Also known as aqua fortis, nitric acid is a highly corrosive acid and potent oxidizing agent. It’s widely used in various industries, including the production of fertilizers, dyes, and explosives.
However, due to its dangerously corrosive characteristics and toxic fumes, nitric acid spills create a serious hazard. As evidenced in February this year, when a tanker truck nitric acid spill in Arizona closed an interstate highway.
Therefore, if you own or manage a company that handles any form of nitric acid, you must have a plan in place for safely cleaning up a spill. Along with recognizing the potential hazards of nitric acid and its proper storage and handling procedures. By understanding the best practices for working with nitric acid, you can help ensure the safety of yourself and those around you.
So, to learn more about the dangers of a nitric acid spill and how to safely clean them, keep reading.
Understanding Nitric Acid and Its Hazards
According to the CDC, Nitric acid (HNO₃) is a colorless liquid with yellow or red fumes and an acrid odor. Due to its dangerously corrosive characteristics, combined with toxic fumes, nitric acid spills create a serious hazard to nearby workers.
It is a strong oxidizer, which means it can react violently when in contact with other substances, increasing the risk of fire or explosion. Furthermore, nitric acid can release toxic fumes, primarily nitrogen dioxide (NO2), when it comes into contact with organic matter or is heated. Inhalation of these fumes can lead to severe respiratory distress and other health complications.
A nitric acid chemical spill can result in severe burns, respiratory problems, and even death. As a result, it’s crucial for anyone who works with nitric acid to understand the risks and safety precautions associated with this chemical.
Permissible Exposure Limits in the Workplace
Let’s look at the permissible exposure limits because this is a topic often avoided or misunderstood among companies and business owners.
The Occupational Safety and Health Administration (OSHA) currently states that the permissible exposure for nitric acid is 2 parts per million parts of air (ppm) over the course of eight hours.
Companies can also refer to the NIOSH report for more information on permissible exposure limits of nitric oxide.
Dangers of Nitric Oxide Exposure
Nitric acid gas and fumes may cause eye, throat, respiratory, and skin irritation. Prolonged exposure to high levels of nitric acid can lead to severe eye burning and even blindness.
Exposure levels of nitric acid are oftentimes gauged by viewing the employee’s skin; minor exposure may have minimal impact on the skin, but severe exposure can result in significant burns.
Emergency first aid procedures for nitric acid contact with the skin or eyes is using an eyewash or safety shower station to flush the affected area. If nitric acid mist or vapor is inhaled, immediately move to another area for fresh air and seek medical assistance.

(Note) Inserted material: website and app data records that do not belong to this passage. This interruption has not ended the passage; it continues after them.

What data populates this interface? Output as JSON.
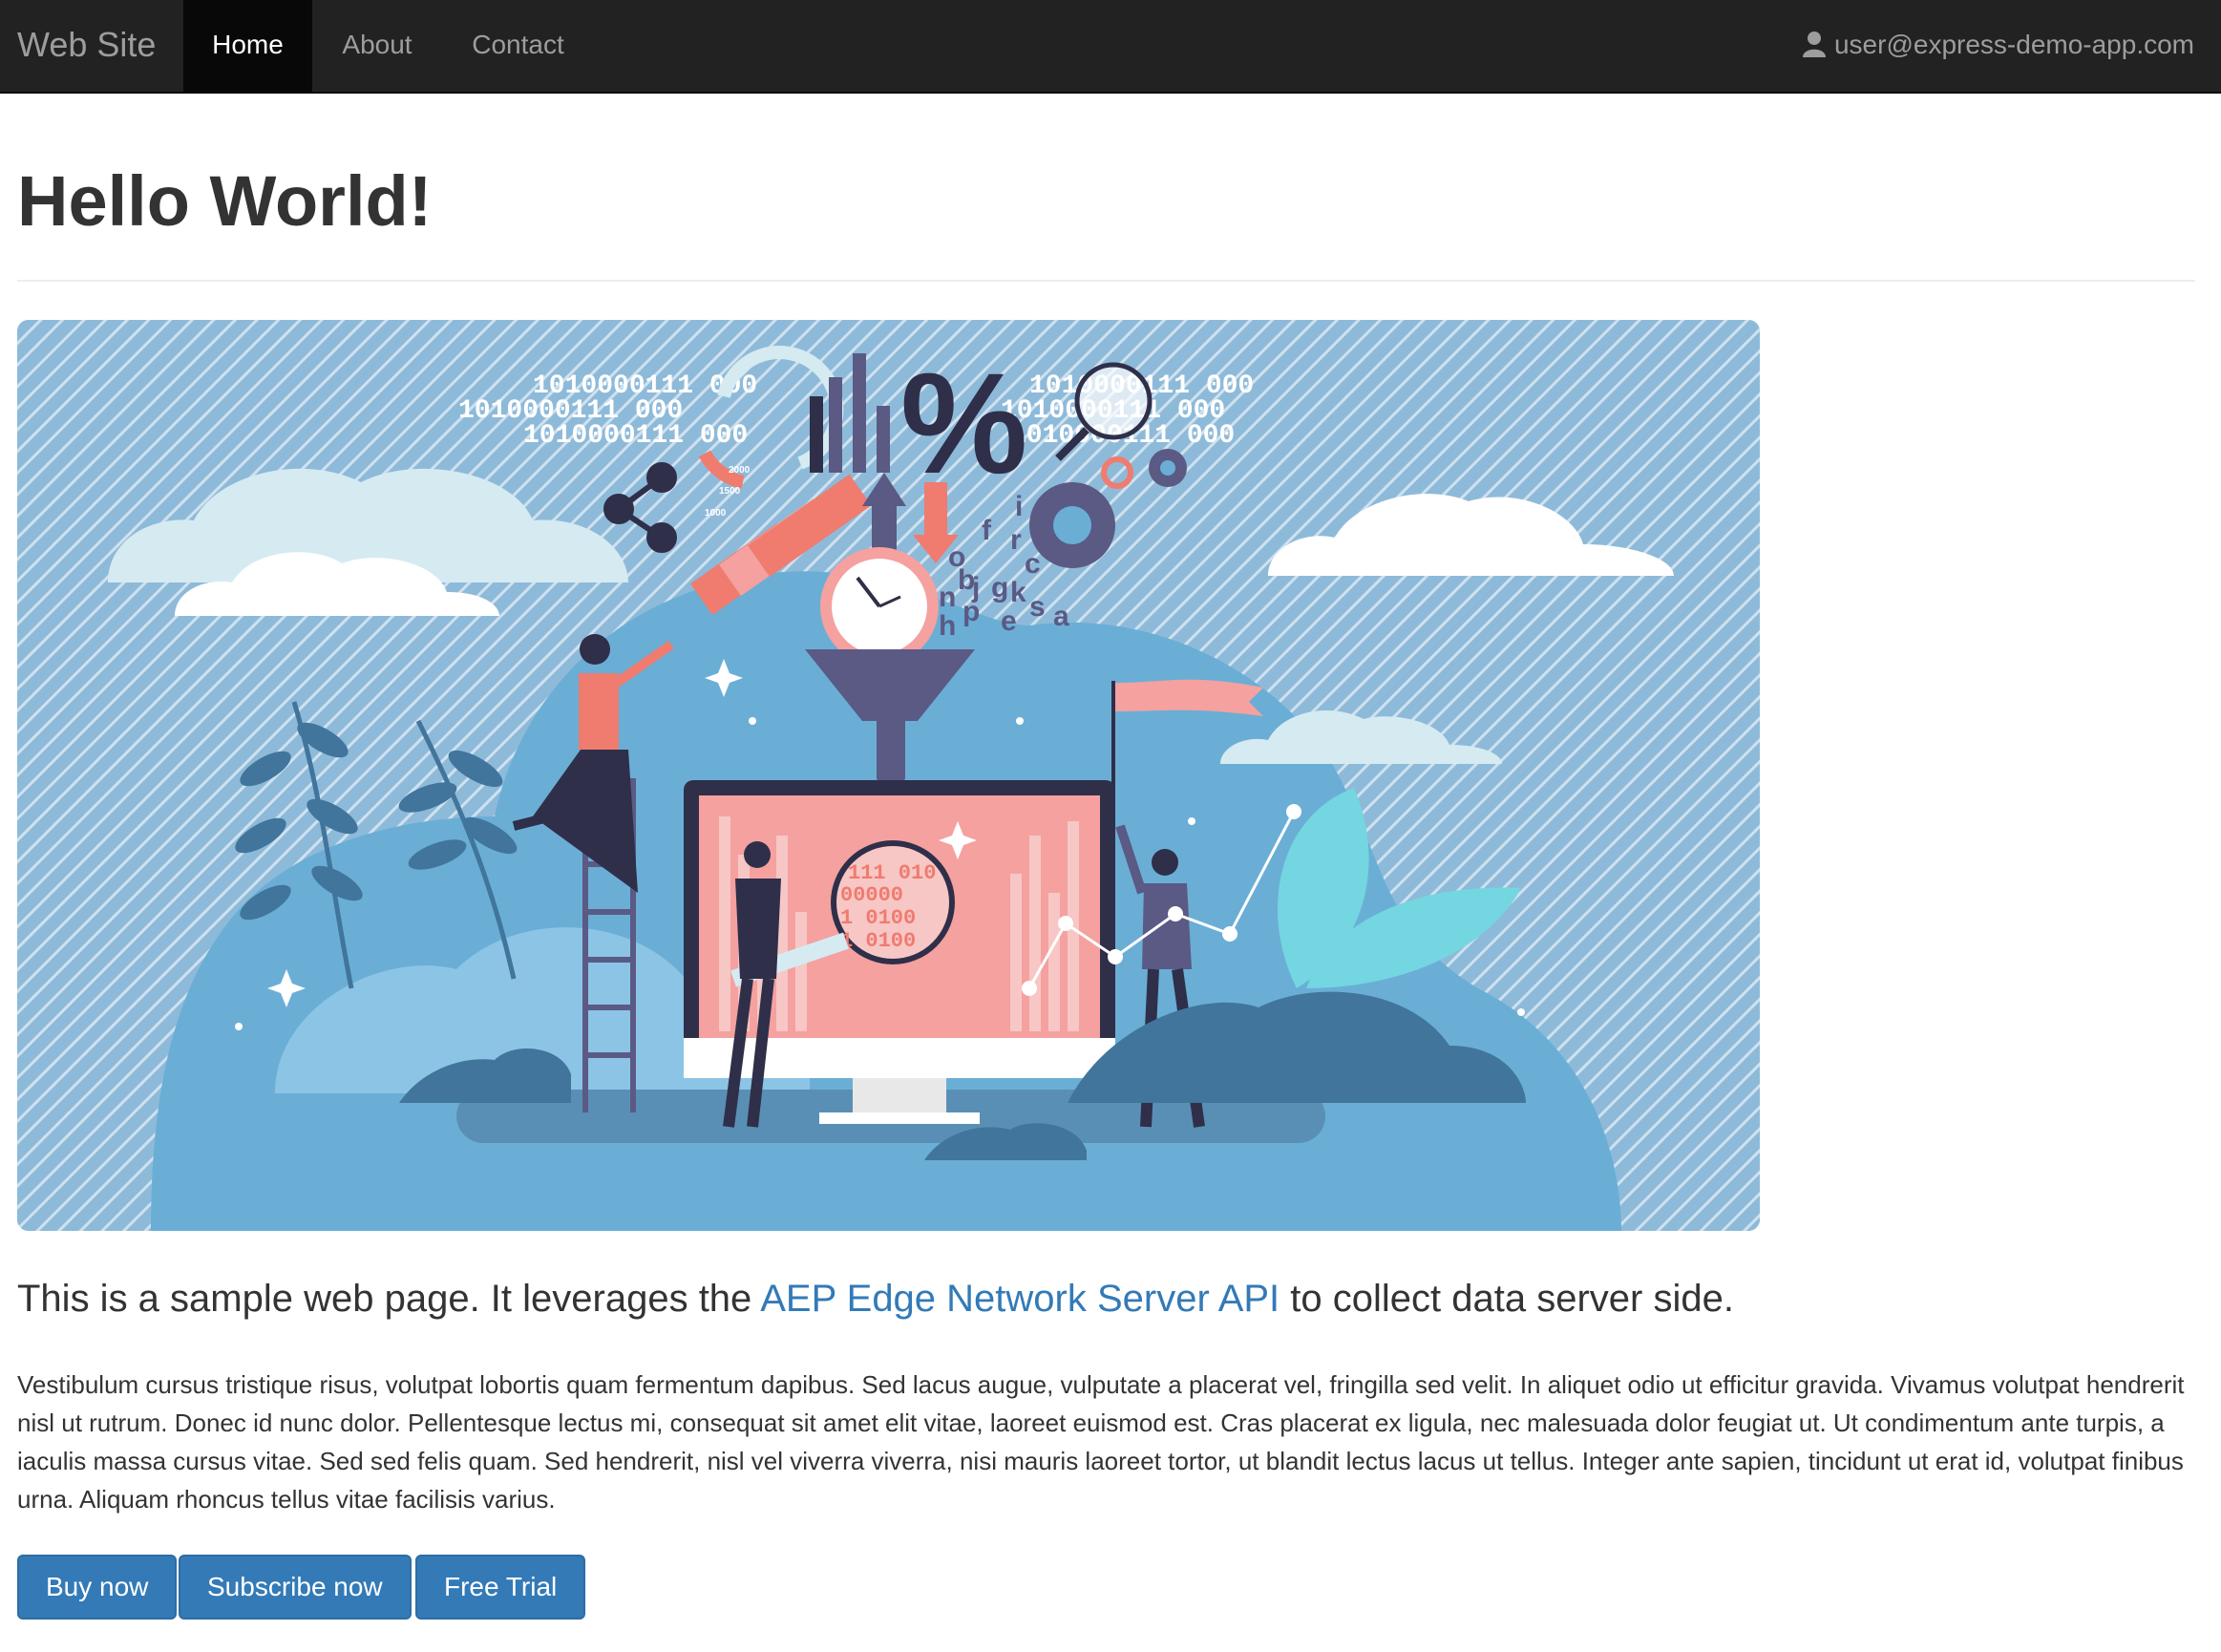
{
  "navbar": {
    "brand": "Web Site",
    "items": [
      {
        "label": "Home",
        "active": true
      },
      {
        "label": "About",
        "active": false
      },
      {
        "label": "Contact",
        "active": false
      }
    ],
    "user_email": "user@express-demo-app.com",
    "user_icon": "user-icon"
  },
  "main": {
    "title": "Hello World!",
    "lead_before": "This is a sample web page. It leverages the ",
    "lead_link": "AEP Edge Network Server API",
    "lead_after": " to collect data server side.",
    "body": "Vestibulum cursus tristique risus, volutpat lobortis quam fermentum dapibus. Sed lacus augue, vulputate a placerat vel, fringilla sed velit. In aliquet odio ut efficitur gravida. Vivamus volutpat hendrerit nisl ut rutrum. Donec id nunc dolor. Pellentesque lectus mi, consequat sit amet elit vitae, laoreet euismod est. Cras placerat ex ligula, nec malesuada dolor feugiat ut. Ut condimentum ante turpis, a iaculis massa cursus vitae. Sed sed felis quam. Sed hendrerit, nisl vel viverra viverra, nisi mauris laoreet tortor, ut blandit lectus lacus ut tellus. Integer ante sapien, tincidunt ut erat id, volutpat finibus urna. Aliquam rhoncus tellus vitae facilisis varius.",
    "buttons": [
      "Buy now",
      "Subscribe now",
      "Free Trial"
    ]
  },
  "hero": {
    "binary_rows": [
      "1010000111 000",
      "1010000111 000",
      "1010000111 000"
    ],
    "binary_rows_right": [
      "1010000111 000",
      "1010000111 000",
      "1010000111 000"
    ],
    "percent": "%",
    "magnifier_text": [
      "111 010",
      "00000",
      "1 0100",
      "1 0100"
    ],
    "scale_labels": [
      "2000",
      "1500",
      "1000"
    ],
    "letters": [
      "f",
      "i",
      "r",
      "c",
      "o",
      "b",
      "j",
      "g",
      "k",
      "s",
      "a",
      "n",
      "h",
      "p",
      "e"
    ],
    "accent_pink": "#f4a1a0",
    "accent_blue": "#6aaed6",
    "dark_navy": "#2f2f4a"
  },
  "colors": {
    "navbar": "#222222",
    "link": "#337ab7",
    "button": "#337ab7"
  }
}
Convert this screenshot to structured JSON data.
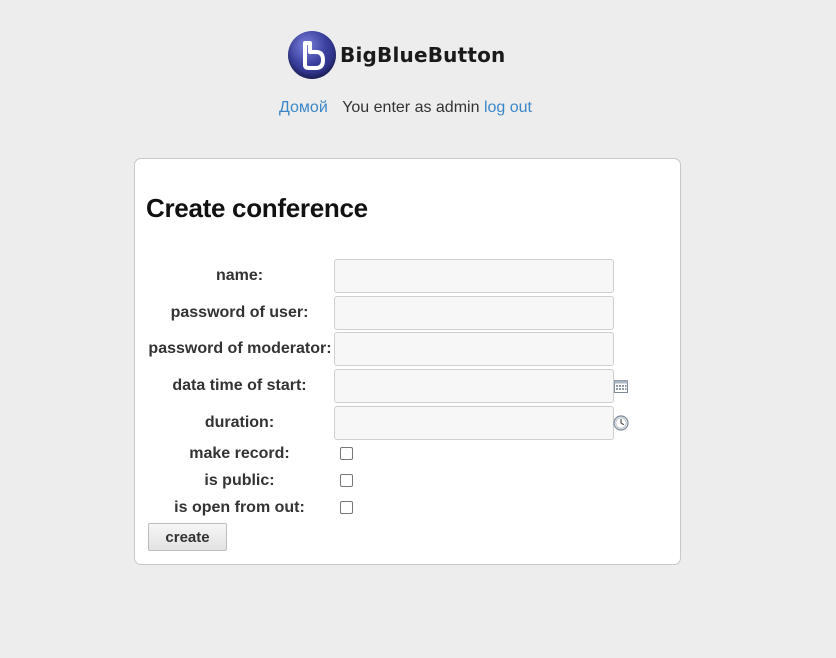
{
  "header": {
    "brand": "BigBlueButton",
    "logo_icon": "bigbluebutton-logo-icon"
  },
  "userbar": {
    "home_link": "Домой",
    "message": "You enter as admin",
    "logout_link": "log out"
  },
  "form": {
    "title": "Create conference",
    "fields": {
      "name": {
        "label": "name:",
        "value": ""
      },
      "user_password": {
        "label": "password of user:",
        "value": ""
      },
      "moderator_password": {
        "label": "password of moderator:",
        "value": ""
      },
      "start_datetime": {
        "label": "data time of start:",
        "value": "",
        "icon": "calendar-icon"
      },
      "duration": {
        "label": "duration:",
        "value": "",
        "icon": "clock-icon"
      }
    },
    "checkboxes": {
      "make_record": {
        "label": "make record:",
        "checked": false
      },
      "is_public": {
        "label": "is public:",
        "checked": false
      },
      "open_from_out": {
        "label": "is open from out:",
        "checked": false
      }
    },
    "submit_label": "create"
  }
}
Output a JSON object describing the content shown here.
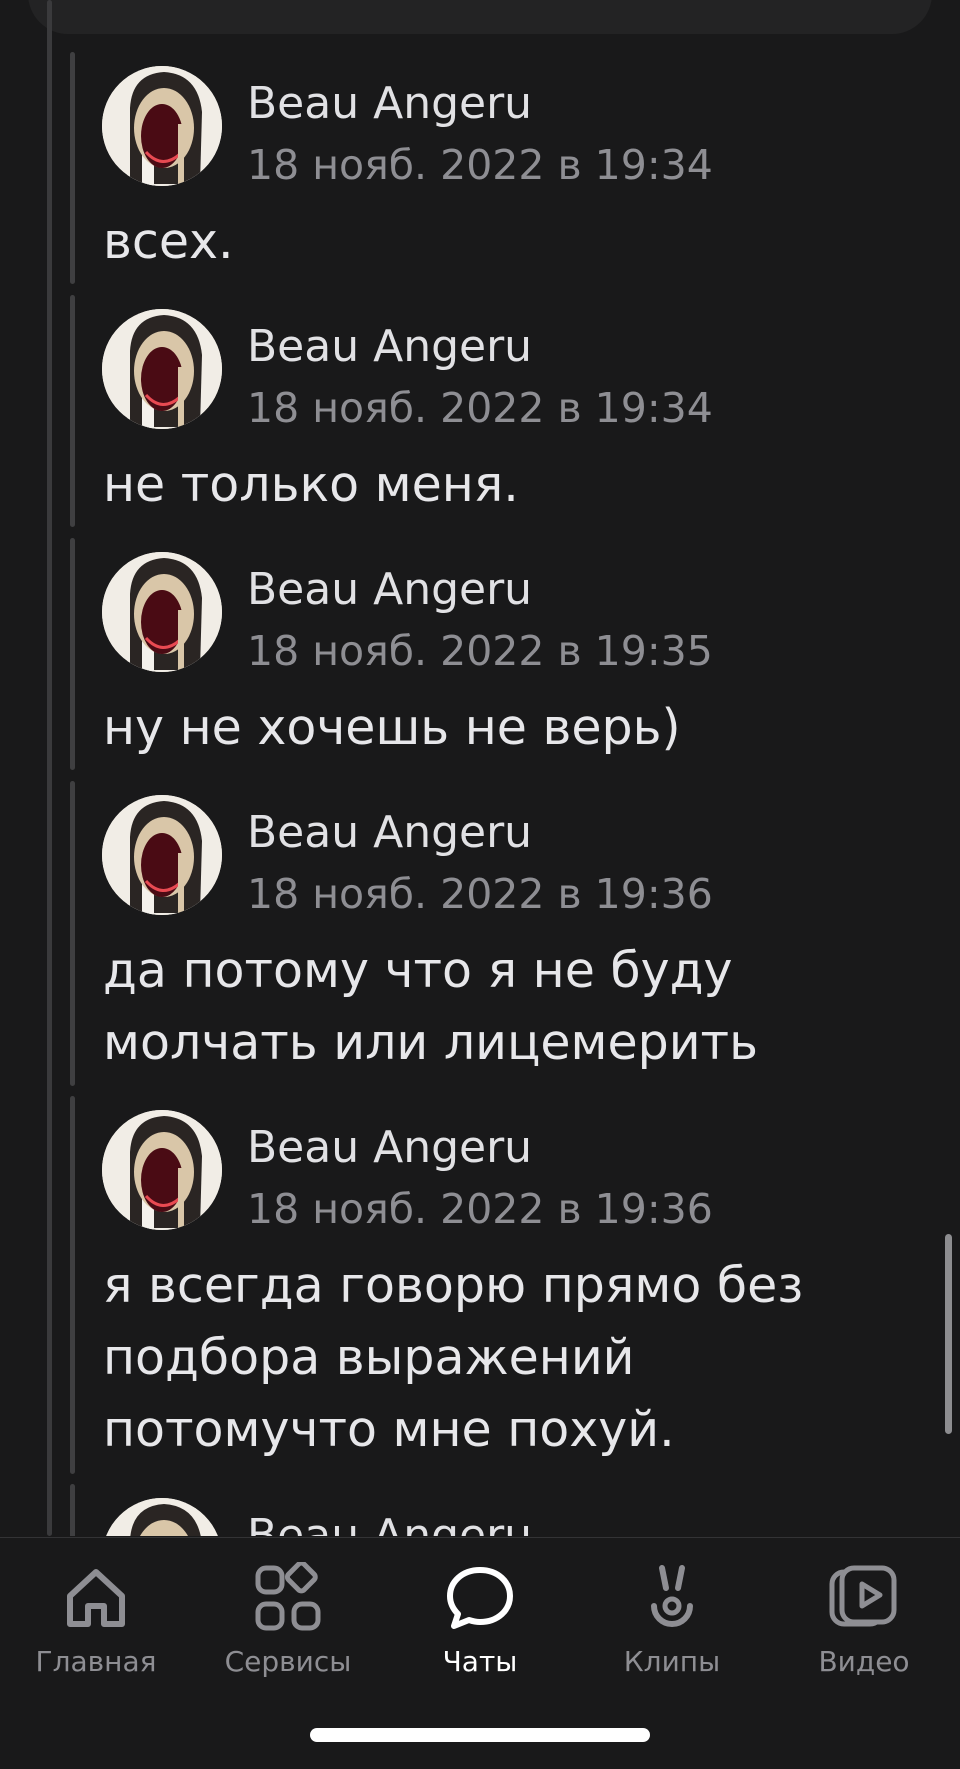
{
  "messages": [
    {
      "author": "Beau Angeru",
      "time": "18 нояб. 2022 в 19:34",
      "text": "всех."
    },
    {
      "author": "Beau Angeru",
      "time": "18 нояб. 2022 в 19:34",
      "text": "не только меня."
    },
    {
      "author": "Beau Angeru",
      "time": "18 нояб. 2022 в 19:35",
      "text": "ну не хочешь не верь)"
    },
    {
      "author": "Beau Angeru",
      "time": "18 нояб. 2022 в 19:36",
      "text": "да потому что я не буду\nмолчать или лицемерить"
    },
    {
      "author": "Beau Angeru",
      "time": "18 нояб. 2022 в 19:36",
      "text": "я всегда говорю прямо без\nподбора выражений\nпотомучто мне похуй."
    },
    {
      "author": "Beau Angeru",
      "time": "",
      "text": ""
    }
  ],
  "tabbar": {
    "items": [
      {
        "label": "Главная",
        "icon": "home-icon",
        "active": false
      },
      {
        "label": "Сервисы",
        "icon": "services-icon",
        "active": false
      },
      {
        "label": "Чаты",
        "icon": "chat-bubble-icon",
        "active": true
      },
      {
        "label": "Клипы",
        "icon": "clips-icon",
        "active": false
      },
      {
        "label": "Видео",
        "icon": "video-play-icon",
        "active": false
      }
    ]
  },
  "colors": {
    "background": "#19191a",
    "text_primary": "#e7e7ea",
    "text_secondary": "#8e8e93",
    "tab_active": "#ffffff"
  }
}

Cleaning Up a Nitric Acid Spill
The first step in a nitric acid spill cleanup begins with the right personal protection equipment (PPE). As previously mentioned, both the fumes and direct exposure to liquid nitric oxide are hazardous to humans. Therefore, workers should gear up in a pair of industrial-grade safety glasses, gloves, a lab apron, and a respirator to protect themselves. Once wearing the appropriate PPE, a worker can begin to clean up the spill.
Several solutions are available for cleaning up a nitric acid spill, but using an acid absorbent is generally the best approach. For instance, using a specialty acid neutralizer absorbent powder or pillow. Once the acid is fully soaked up and neutralized, the soiled materials should be safely disposed of in accordance with manufacturer instructions and federal/state regulations.
Warning: combining water with a nitric oxide spill may only make it worse. Water not only spreads the acid, but it also reacts to it. The bottom line is that you should never attempt to clean up a nitric oxide spill using water.
Proper Handling and Storage of Nitric Acid
Nitric acid should always be housed in approved containers and storage cabinets. That’s because it is highly corrosive in the presence of aluminum, copper, and oxides, and it can attack all base metals.
Storage containers must be kept dry because nitric acid can react with water or steam, producing heat and toxic, corrosive, and flammable vapors. To segregate nitric acid from other acids in your acids cabinet, use secondary containers.
Ensure proper ventilation systems are in place to prevent the accumulation of toxic fumes.
The importance of being prepared for a nitric acid chemical spill cannot be overstated. Comprehensive training, adherence to safety regulations, and the availability of suitable spill response equipment and materials are crucial for preventing accidents, minimizing injuries, and protecting the environment.
By implementing robust safety measures and staying informed about the risks associated with nitric acid, companies can create a safer working environment and ensure the well-being of their employees. Remember, prevention and preparedness are key when it comes to handling hazardous substances like nitric acid.
If your facility needs advice on hazardous chemical spills get in touch with AbsorbentsOnline today! We offer a wide range of workplace safety supplies including acid storage cabinets and acid/chemical spill kits.
This is a revision to a blog post with an original publication date of December 23, 2013